Since “Aging and Dying” is classified as a Benjamin Franklin Seminar, the class will be capped at around 18-20 people. No prerequisites are needed, save for a love of contemplating the construction of temporality and the inevitability of death. It will meet every week, beginning the second Tuesday of the fall 2017 semester and continue until the first Tuesday of the Fall 2087 semester.

Under the Button dot com spoke with Keller about his upcoming class. This interview has been edited for brevity.

Under the Button: What is the purpose of having a 70-year class?

Michael Keller: Oh well there’s lots of purposes for it. Again, I’d rather it be eighty years. A little background is that, in any class I teach, I’ll mention something about how aging is the arduous, painful, and ultimately meaningless process of degeneration that precedes our inevitable decease. And I’m shocked; for 90% of the students I mention this to, they haven’t thought much about it. And I think it’s not because students aren’t bright, they clearly are very bright, they’re just hyper-bright students who would rather not mull over the ephemerality of existence and the futility of our worldly toils.

UTB: What will a typical day of class be like?

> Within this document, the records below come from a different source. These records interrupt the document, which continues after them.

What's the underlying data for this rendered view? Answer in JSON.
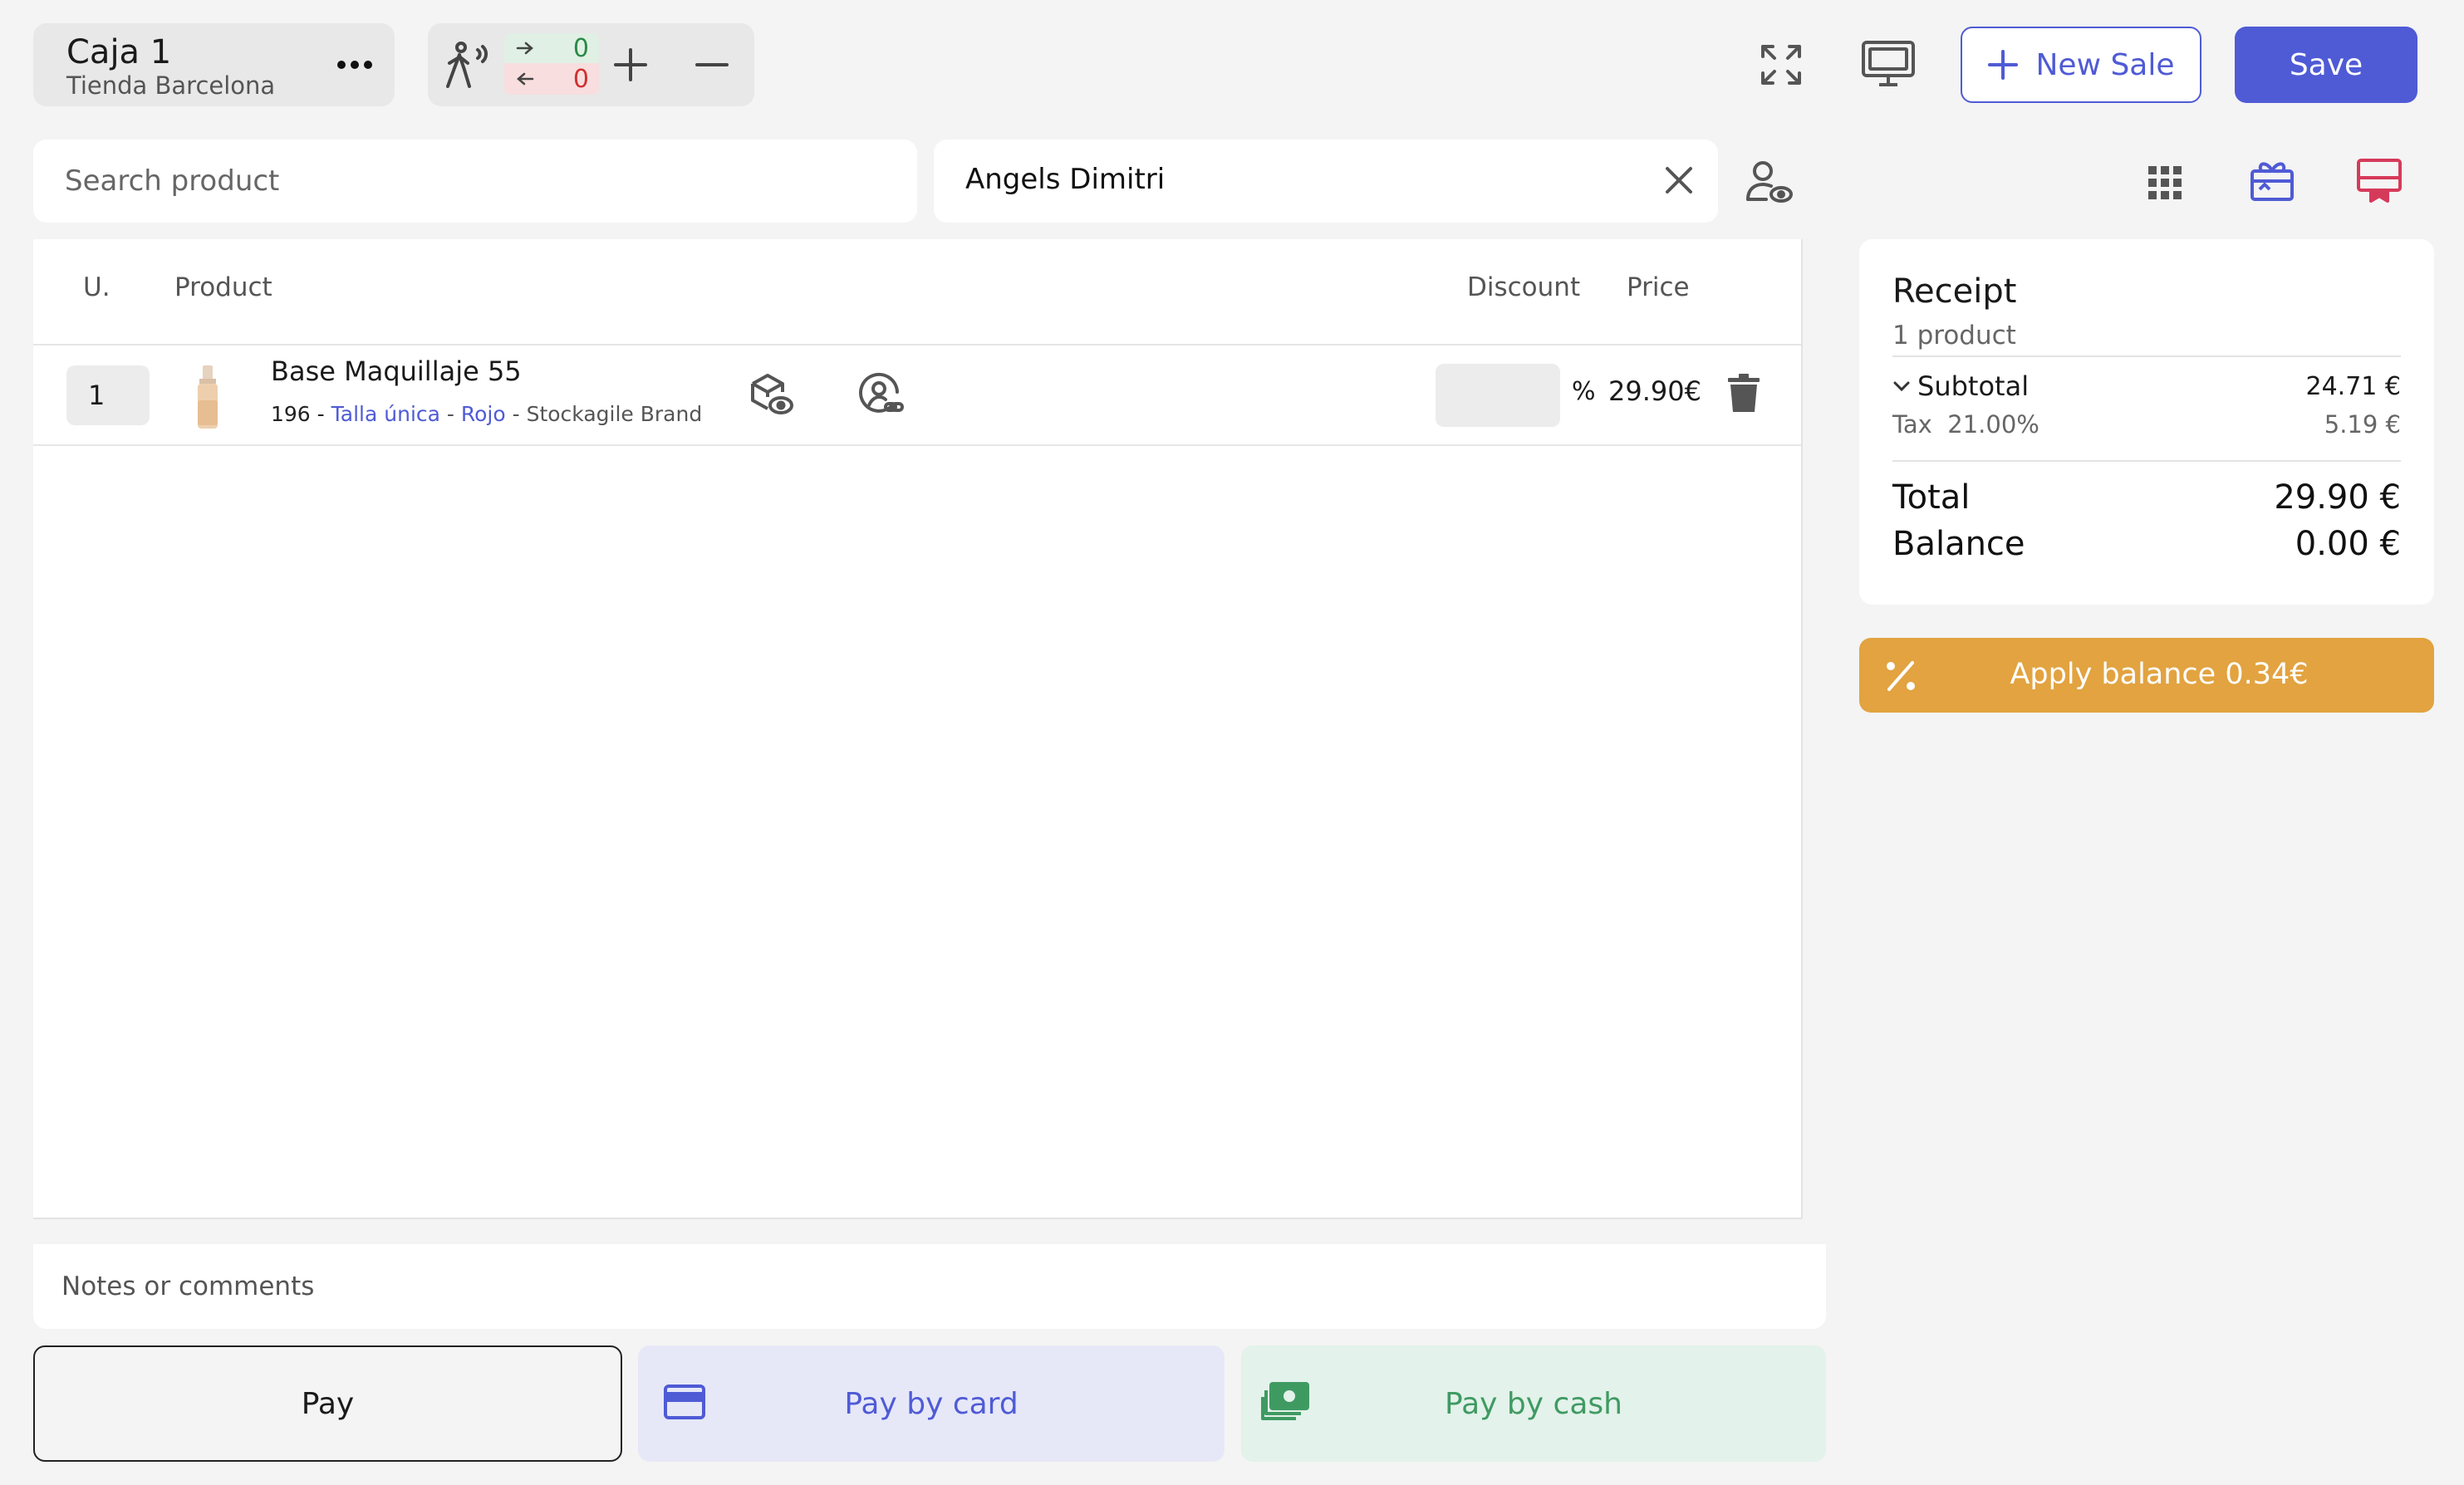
{
  "register": {
    "title": "Caja 1",
    "store": "Tienda Barcelona"
  },
  "traffic": {
    "in_count": "0",
    "out_count": "0"
  },
  "header": {
    "new_sale_label": "New Sale",
    "save_label": "Save"
  },
  "search": {
    "placeholder": "Search product",
    "value": ""
  },
  "customer": {
    "name": "Angels Dimitri"
  },
  "table": {
    "columns": {
      "units": "U.",
      "product": "Product",
      "discount": "Discount",
      "price": "Price"
    },
    "rows": [
      {
        "qty": "1",
        "name": "Base Maquillaje 55",
        "code": "196",
        "sep1": " - ",
        "size": "Talla única",
        "sep2": " - ",
        "color": "Rojo",
        "sep3": " - ",
        "brand": "Stockagile Brand",
        "discount": "",
        "percent_symbol": "%",
        "price": "29.90€"
      }
    ]
  },
  "notes": {
    "placeholder": "Notes or comments"
  },
  "payment": {
    "pay_label": "Pay",
    "card_label": "Pay by card",
    "cash_label": "Pay by cash"
  },
  "receipt": {
    "title": "Receipt",
    "count": "1 product",
    "subtotal_label": "Subtotal",
    "subtotal_value": "24.71 €",
    "tax_label": "Tax  21.00%",
    "tax_value": "5.19 €",
    "total_label": "Total",
    "total_value": "29.90 €",
    "balance_label": "Balance",
    "balance_value": "0.00 €"
  },
  "apply_balance": {
    "label": "Apply balance 0.34€"
  },
  "colors": {
    "primary": "#4f5bd5",
    "apply_balance": "#e2a340",
    "card_bg": "#e6e8f8",
    "cash_bg": "#e3f2ea",
    "receipt_icon": "#d63a5a"
  }
}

MK:There will be no rules, except for that you must grow old during our 70 years together and you cannot leave. You are not technically required to die in class, but those who do expire before the end of the course will receive extra credit for their dedication to investigating the class objectives. There will be two bathroom breaks and 30 minutes to eat per day, that’s it. And we will sit and contemplate aging and death all together. That’s it. In silence.

Then we will have a very, very intense discussion. There will also be writing exercises. They will be in class, and they will all be hand-written. That is, until our joints begin to deteriorate and the arthritis sets it. And there will be home health aid escorts to take people home in the year 2087. Then you will leave the class, and you will have no homework, you will have no writing, no research, no projects, and almost no time left to experience life free from sustained fixation on mortality.

UTB: How will the class be graded?

MK: The class will be graded on about 75% participation and about 25% writing. You can’t miss a class—mostly because you will never leave but also because that's my class policy. Even if it’s a medical emergency, if you leave class you lose a whole letter grade. Because medical emergencies are fundamental to aging and death, it is absolutely critical that the whole class experience those processes of physical decline together and in real time.

UTB: Is there anything else you would like people to know about the class?

MK: I’m not looking for a particular type of student. I’m looking for a diverse class, I want nurses and engineers and Wharton and the College, and I don’t want all English majors or all Philosophy majors. I don’t want all seniors or all freshmen. I want to have a nice balance of gender. I’m looking for people who really want to spend many, many years simply sitting around, aging into decrepitude, examining our individual and collective insignificance, and pondering our trajectory towards nonexistence.